__REQUIRED WORK__
Look for the word "title" in the records, and copy each line where it appears.

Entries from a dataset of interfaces

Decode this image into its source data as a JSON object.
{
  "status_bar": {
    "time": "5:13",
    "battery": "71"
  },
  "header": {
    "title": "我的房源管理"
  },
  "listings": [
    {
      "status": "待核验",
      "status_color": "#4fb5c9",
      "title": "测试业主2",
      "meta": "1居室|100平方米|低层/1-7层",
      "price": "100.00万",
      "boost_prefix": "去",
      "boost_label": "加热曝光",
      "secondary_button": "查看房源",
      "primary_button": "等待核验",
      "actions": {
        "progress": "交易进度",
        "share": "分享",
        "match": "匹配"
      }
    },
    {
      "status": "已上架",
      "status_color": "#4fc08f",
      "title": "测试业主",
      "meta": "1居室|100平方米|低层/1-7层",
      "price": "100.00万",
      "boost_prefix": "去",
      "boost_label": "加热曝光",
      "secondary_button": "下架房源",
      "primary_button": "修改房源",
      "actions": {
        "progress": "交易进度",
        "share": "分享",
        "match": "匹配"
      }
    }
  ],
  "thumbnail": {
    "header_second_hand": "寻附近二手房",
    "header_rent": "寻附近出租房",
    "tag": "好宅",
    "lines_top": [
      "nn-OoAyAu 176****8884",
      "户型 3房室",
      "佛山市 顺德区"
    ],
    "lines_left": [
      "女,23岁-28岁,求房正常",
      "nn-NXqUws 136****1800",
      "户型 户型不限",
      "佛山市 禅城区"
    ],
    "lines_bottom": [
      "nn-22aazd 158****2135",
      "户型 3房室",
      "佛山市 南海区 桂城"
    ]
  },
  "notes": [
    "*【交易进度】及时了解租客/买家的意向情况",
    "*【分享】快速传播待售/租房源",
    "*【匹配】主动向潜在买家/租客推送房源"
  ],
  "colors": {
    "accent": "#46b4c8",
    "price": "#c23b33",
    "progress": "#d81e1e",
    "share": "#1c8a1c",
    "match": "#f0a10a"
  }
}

__ANSWER TO THIS TASK__
    "title": "我的房源管理"
      "title": "测试业主2",
      "title": "测试业主",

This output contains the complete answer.